WHAT IS BEING ASKED: Please return each record exactly, leaving nothing out.

━━ MATERIAL PROVIDED

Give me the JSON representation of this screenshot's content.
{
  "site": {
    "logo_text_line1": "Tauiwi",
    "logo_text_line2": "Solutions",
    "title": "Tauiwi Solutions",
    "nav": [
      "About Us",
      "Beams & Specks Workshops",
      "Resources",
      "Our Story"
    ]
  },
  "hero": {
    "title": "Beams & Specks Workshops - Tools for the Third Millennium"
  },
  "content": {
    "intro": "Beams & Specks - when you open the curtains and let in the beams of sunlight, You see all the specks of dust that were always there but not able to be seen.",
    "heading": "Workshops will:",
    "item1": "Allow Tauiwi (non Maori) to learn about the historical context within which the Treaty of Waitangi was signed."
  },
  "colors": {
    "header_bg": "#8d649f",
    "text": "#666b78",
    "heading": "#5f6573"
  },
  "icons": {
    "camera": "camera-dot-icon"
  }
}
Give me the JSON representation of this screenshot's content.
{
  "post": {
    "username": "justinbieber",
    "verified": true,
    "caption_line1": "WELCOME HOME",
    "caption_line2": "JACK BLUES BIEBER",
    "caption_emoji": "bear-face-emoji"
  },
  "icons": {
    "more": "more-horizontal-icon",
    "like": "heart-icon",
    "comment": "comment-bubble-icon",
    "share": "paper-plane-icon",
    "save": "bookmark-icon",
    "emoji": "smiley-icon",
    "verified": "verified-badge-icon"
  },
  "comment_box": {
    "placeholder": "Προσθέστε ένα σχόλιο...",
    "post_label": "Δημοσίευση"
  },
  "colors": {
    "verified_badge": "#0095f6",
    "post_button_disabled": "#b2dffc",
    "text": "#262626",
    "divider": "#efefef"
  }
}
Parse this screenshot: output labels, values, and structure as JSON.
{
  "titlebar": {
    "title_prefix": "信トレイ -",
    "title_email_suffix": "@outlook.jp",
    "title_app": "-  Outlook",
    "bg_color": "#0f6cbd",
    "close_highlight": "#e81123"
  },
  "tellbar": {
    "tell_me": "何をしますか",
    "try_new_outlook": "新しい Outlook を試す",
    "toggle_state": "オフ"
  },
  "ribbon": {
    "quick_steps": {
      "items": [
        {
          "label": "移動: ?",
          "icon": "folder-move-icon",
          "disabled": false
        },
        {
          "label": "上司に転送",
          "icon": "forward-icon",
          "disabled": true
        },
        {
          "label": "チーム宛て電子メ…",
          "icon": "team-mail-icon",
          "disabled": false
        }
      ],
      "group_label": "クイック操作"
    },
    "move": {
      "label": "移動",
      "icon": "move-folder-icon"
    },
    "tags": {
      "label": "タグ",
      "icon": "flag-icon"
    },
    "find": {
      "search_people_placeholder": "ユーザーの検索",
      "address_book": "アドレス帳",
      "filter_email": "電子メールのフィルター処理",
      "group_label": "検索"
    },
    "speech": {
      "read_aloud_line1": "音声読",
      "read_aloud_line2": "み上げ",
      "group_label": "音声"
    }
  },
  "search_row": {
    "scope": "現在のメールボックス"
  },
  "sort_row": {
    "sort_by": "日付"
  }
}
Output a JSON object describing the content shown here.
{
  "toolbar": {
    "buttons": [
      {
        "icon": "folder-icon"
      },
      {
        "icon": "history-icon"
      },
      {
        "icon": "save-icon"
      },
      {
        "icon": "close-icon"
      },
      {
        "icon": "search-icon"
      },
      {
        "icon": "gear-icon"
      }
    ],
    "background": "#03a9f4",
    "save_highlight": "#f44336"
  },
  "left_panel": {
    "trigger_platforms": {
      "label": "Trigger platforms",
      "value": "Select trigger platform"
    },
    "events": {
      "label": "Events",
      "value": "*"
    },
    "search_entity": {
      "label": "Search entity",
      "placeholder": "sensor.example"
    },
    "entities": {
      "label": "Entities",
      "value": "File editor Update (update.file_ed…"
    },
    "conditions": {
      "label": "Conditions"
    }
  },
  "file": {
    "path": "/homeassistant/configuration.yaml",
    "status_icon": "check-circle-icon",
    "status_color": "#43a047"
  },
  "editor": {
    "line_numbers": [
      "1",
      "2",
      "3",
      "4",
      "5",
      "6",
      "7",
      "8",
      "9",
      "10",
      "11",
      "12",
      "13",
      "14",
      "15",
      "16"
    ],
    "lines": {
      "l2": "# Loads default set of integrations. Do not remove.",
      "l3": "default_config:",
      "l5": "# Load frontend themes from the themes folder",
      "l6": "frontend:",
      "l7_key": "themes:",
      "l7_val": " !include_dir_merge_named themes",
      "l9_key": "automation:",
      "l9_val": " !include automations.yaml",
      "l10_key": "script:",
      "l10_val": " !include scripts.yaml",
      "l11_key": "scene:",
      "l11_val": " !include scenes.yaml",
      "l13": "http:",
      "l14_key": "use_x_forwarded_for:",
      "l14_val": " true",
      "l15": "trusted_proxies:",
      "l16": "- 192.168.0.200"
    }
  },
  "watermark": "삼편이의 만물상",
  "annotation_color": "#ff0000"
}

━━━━

EXPECTED ANSWER:
Give me the JSON representation of this screenshot's content.
{
  "site": {
    "logo_text_line1": "Tauiwi",
    "logo_text_line2": "Solutions",
    "title": "Tauiwi Solutions",
    "nav": [
      "About Us",
      "Beams & Specks Workshops",
      "Resources",
      "Our Story"
    ]
  },
  "hero": {
    "title": "Beams & Specks Workshops - Tools for the Third Millennium"
  },
  "content": {
    "intro": "Beams & Specks - when you open the curtains and let in the beams of sunlight, You see all the specks of dust that were always there but not able to be seen.",
    "heading": "Workshops will:",
    "item1": "Allow Tauiwi (non Maori) to learn about the historical context within which the Treaty of Waitangi was signed."
  },
  "colors": {
    "header_bg": "#8d649f",
    "text": "#666b78",
    "heading": "#5f6573"
  },
  "icons": {
    "camera": "camera-dot-icon"
  }
}
Give me the JSON representation of this screenshot's content.
{
  "post": {
    "username": "justinbieber",
    "verified": true,
    "caption_line1": "WELCOME HOME",
    "caption_line2": "JACK BLUES BIEBER",
    "caption_emoji": "bear-face-emoji"
  },
  "icons": {
    "more": "more-horizontal-icon",
    "like": "heart-icon",
    "comment": "comment-bubble-icon",
    "share": "paper-plane-icon",
    "save": "bookmark-icon",
    "emoji": "smiley-icon",
    "verified": "verified-badge-icon"
  },
  "comment_box": {
    "placeholder": "Προσθέστε ένα σχόλιο...",
    "post_label": "Δημοσίευση"
  },
  "colors": {
    "verified_badge": "#0095f6",
    "post_button_disabled": "#b2dffc",
    "text": "#262626",
    "divider": "#efefef"
  }
}
Parse this screenshot: output labels, values, and structure as JSON.
{
  "titlebar": {
    "title_prefix": "信トレイ -",
    "title_email_suffix": "@outlook.jp",
    "title_app": "-  Outlook",
    "bg_color": "#0f6cbd",
    "close_highlight": "#e81123"
  },
  "tellbar": {
    "tell_me": "何をしますか",
    "try_new_outlook": "新しい Outlook を試す",
    "toggle_state": "オフ"
  },
  "ribbon": {
    "quick_steps": {
      "items": [
        {
          "label": "移動: ?",
          "icon": "folder-move-icon",
          "disabled": false
        },
        {
          "label": "上司に転送",
          "icon": "forward-icon",
          "disabled": true
        },
        {
          "label": "チーム宛て電子メ…",
          "icon": "team-mail-icon",
          "disabled": false
        }
      ],
      "group_label": "クイック操作"
    },
    "move": {
      "label": "移動",
      "icon": "move-folder-icon"
    },
    "tags": {
      "label": "タグ",
      "icon": "flag-icon"
    },
    "find": {
      "search_people_placeholder": "ユーザーの検索",
      "address_book": "アドレス帳",
      "filter_email": "電子メールのフィルター処理",
      "group_label": "検索"
    },
    "speech": {
      "read_aloud_line1": "音声読",
      "read_aloud_line2": "み上げ",
      "group_label": "音声"
    }
  },
  "search_row": {
    "scope": "現在のメールボックス"
  },
  "sort_row": {
    "sort_by": "日付"
  }
}
Output a JSON object describing the content shown here.
{
  "toolbar": {
    "buttons": [
      {
        "icon": "folder-icon"
      },
      {
        "icon": "history-icon"
      },
      {
        "icon": "save-icon"
      },
      {
        "icon": "close-icon"
      },
      {
        "icon": "search-icon"
      },
      {
        "icon": "gear-icon"
      }
    ],
    "background": "#03a9f4",
    "save_highlight": "#f44336"
  },
  "left_panel": {
    "trigger_platforms": {
      "label": "Trigger platforms",
      "value": "Select trigger platform"
    },
    "events": {
      "label": "Events",
      "value": "*"
    },
    "search_entity": {
      "label": "Search entity",
      "placeholder": "sensor.example"
    },
    "entities": {
      "label": "Entities",
      "value": "File editor Update (update.file_ed…"
    },
    "conditions": {
      "label": "Conditions"
    }
  },
  "file": {
    "path": "/homeassistant/configuration.yaml",
    "status_icon": "check-circle-icon",
    "status_color": "#43a047"
  },
  "editor": {
    "line_numbers": [
      "1",
      "2",
      "3",
      "4",
      "5",
      "6",
      "7",
      "8",
      "9",
      "10",
      "11",
      "12",
      "13",
      "14",
      "15",
      "16"
    ],
    "lines": {
      "l2": "# Loads default set of integrations. Do not remove.",
      "l3": "default_config:",
      "l5": "# Load frontend themes from the themes folder",
      "l6": "frontend:",
      "l7_key": "themes:",
      "l7_val": " !include_dir_merge_named themes",
      "l9_key": "automation:",
      "l9_val": " !include automations.yaml",
      "l10_key": "script:",
      "l10_val": " !include scripts.yaml",
      "l11_key": "scene:",
      "l11_val": " !include scenes.yaml",
      "l13": "http:",
      "l14_key": "use_x_forwarded_for:",
      "l14_val": " true",
      "l15": "trusted_proxies:",
      "l16": "- 192.168.0.200"
    }
  },
  "watermark": "삼편이의 만물상",
  "annotation_color": "#ff0000"
}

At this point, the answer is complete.